* _Task_:
Each record in the material below must be written out again exactly.

* _Records to process_:
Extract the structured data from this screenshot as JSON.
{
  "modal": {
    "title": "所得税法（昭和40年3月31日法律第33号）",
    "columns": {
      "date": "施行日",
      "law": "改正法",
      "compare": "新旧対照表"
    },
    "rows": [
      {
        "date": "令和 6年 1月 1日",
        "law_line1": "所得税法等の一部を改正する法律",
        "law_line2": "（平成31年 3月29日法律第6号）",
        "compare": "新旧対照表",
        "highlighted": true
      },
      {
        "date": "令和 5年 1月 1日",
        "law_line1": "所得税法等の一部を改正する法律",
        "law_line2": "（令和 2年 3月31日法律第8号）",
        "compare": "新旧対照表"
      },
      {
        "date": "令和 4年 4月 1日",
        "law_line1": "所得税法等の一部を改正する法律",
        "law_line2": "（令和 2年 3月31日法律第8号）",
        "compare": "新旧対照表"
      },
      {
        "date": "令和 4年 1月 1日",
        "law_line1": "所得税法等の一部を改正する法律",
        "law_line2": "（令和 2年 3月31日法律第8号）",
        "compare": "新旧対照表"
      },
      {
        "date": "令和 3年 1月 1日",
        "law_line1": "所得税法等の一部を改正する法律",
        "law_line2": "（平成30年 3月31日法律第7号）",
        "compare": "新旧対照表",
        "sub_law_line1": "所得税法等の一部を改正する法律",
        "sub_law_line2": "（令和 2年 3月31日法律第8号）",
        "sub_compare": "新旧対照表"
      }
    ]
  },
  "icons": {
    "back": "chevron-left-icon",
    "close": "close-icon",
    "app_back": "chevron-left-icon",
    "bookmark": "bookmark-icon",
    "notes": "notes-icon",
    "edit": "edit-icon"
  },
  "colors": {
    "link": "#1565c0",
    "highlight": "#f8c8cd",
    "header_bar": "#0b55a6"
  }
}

* _Answer box_:
Extract the structured data from this screenshot as JSON.
{
  "modal": {
    "title": "所得税法（昭和40年3月31日法律第33号）",
    "columns": {
      "date": "施行日",
      "law": "改正法",
      "compare": "新旧対照表"
    },
    "rows": [
      {
        "date": "令和 6年 1月 1日",
        "law_line1": "所得税法等の一部を改正する法律",
        "law_line2": "（平成31年 3月29日法律第6号）",
        "compare": "新旧対照表",
        "highlighted": true
      },
      {
        "date": "令和 5年 1月 1日",
        "law_line1": "所得税法等の一部を改正する法律",
        "law_line2": "（令和 2年 3月31日法律第8号）",
        "compare": "新旧対照表"
      },
      {
        "date": "令和 4年 4月 1日",
        "law_line1": "所得税法等の一部を改正する法律",
        "law_line2": "（令和 2年 3月31日法律第8号）",
        "compare": "新旧対照表"
      },
      {
        "date": "令和 4年 1月 1日",
        "law_line1": "所得税法等の一部を改正する法律",
        "law_line2": "（令和 2年 3月31日法律第8号）",
        "compare": "新旧対照表"
      },
      {
        "date": "令和 3年 1月 1日",
        "law_line1": "所得税法等の一部を改正する法律",
        "law_line2": "（平成30年 3月31日法律第7号）",
        "compare": "新旧対照表",
        "sub_law_line1": "所得税法等の一部を改正する法律",
        "sub_law_line2": "（令和 2年 3月31日法律第8号）",
        "sub_compare": "新旧対照表"
      }
    ]
  },
  "icons": {
    "back": "chevron-left-icon",
    "close": "close-icon",
    "app_back": "chevron-left-icon",
    "bookmark": "bookmark-icon",
    "notes": "notes-icon",
    "edit": "edit-icon"
  },
  "colors": {
    "link": "#1565c0",
    "highlight": "#f8c8cd",
    "header_bar": "#0b55a6"
  }
}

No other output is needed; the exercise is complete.